In the UB-Instacart study, the researchers will again use the concept of “default” shopping carts prefilled with ingredients that correspond to healthy recipes that will be provided, this time focusing on families with young children.
The project will begin recruiting participant families in Western New York this summer.
Providing Tools for Healthier Eating
“Of course, families ultimately can choose if they want to prepare the provided recipes or modify the prefilled carts, but based on the literature in this area, including our prior work, we hypothesize that they are more likely to try the provided recipes if we provide the tools to make it easier to select and prepare these meals,” Anzman-Frasca said.
“By prefilling their carts with the recommended ingredients, we are making these the easy, default choice,” she said.
The intervention program will use Instacart Health technology for the online shopping and will incorporate recipes created by registered dietitians to promote health.
“We are providing healthy recipes that meet dietary recommendations,” added Mackenzie Ferrante, Ph.D., a registered dietitian and postdoctoral associate in Anzman-Frasca’s lab, who is leading the refinement of study recipes and preparation of recipe bundles families will receive each week. “Importantly, we will also ask families about their current eating habits, including any dietary restrictions and their favorite foods, and provide families with recipes that fit with their food preferences.”
Specific outcomes the researchers will be looking at include the nutritional quality of grocery purchases, the home food environment, and parent and child dietary intake among families receiving the “default” program compared to those receiving the healthy recipes but no prefilled grocery carts.

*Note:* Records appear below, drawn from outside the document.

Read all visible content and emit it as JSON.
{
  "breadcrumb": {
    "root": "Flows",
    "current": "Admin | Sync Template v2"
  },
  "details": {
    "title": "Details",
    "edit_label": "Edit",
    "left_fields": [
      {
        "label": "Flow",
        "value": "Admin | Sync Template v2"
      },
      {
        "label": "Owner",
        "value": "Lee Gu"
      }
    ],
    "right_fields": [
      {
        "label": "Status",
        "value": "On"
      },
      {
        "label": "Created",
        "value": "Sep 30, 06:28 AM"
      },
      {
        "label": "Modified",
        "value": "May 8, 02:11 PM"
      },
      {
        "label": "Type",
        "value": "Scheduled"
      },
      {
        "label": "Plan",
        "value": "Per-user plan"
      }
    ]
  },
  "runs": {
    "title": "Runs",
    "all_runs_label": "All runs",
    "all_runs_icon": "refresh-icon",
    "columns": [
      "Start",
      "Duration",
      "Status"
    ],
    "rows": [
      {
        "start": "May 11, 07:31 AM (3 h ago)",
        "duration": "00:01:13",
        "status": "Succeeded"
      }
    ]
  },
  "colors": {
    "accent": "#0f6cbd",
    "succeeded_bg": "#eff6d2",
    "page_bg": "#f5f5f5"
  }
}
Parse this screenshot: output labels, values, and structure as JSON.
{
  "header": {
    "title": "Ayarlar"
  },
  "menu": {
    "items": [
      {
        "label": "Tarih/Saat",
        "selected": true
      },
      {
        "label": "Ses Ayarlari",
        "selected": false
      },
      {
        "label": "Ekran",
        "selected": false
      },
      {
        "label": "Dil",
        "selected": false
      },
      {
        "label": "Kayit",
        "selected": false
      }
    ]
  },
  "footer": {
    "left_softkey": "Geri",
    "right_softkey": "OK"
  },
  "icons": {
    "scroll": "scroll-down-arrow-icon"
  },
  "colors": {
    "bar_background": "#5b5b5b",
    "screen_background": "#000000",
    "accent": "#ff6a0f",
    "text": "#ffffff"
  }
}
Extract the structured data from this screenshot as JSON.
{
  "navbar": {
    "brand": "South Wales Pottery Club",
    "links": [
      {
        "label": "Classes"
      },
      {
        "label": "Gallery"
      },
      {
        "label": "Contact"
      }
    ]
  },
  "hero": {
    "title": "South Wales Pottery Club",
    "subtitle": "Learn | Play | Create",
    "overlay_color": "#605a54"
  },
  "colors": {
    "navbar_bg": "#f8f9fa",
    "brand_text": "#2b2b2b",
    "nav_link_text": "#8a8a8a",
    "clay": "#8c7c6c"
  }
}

Collaborators involved with this work include Leonard Epstein, Ph.D., SUNY Distinguished Professor and chief, division of behavioral medicine in the department of pediatrics; and Lucia Leone, Ph.D., associate professor, department of community health and health behavior in the School of Public Health and Health Professions. The Independent Health Foundation is also a partner on this project.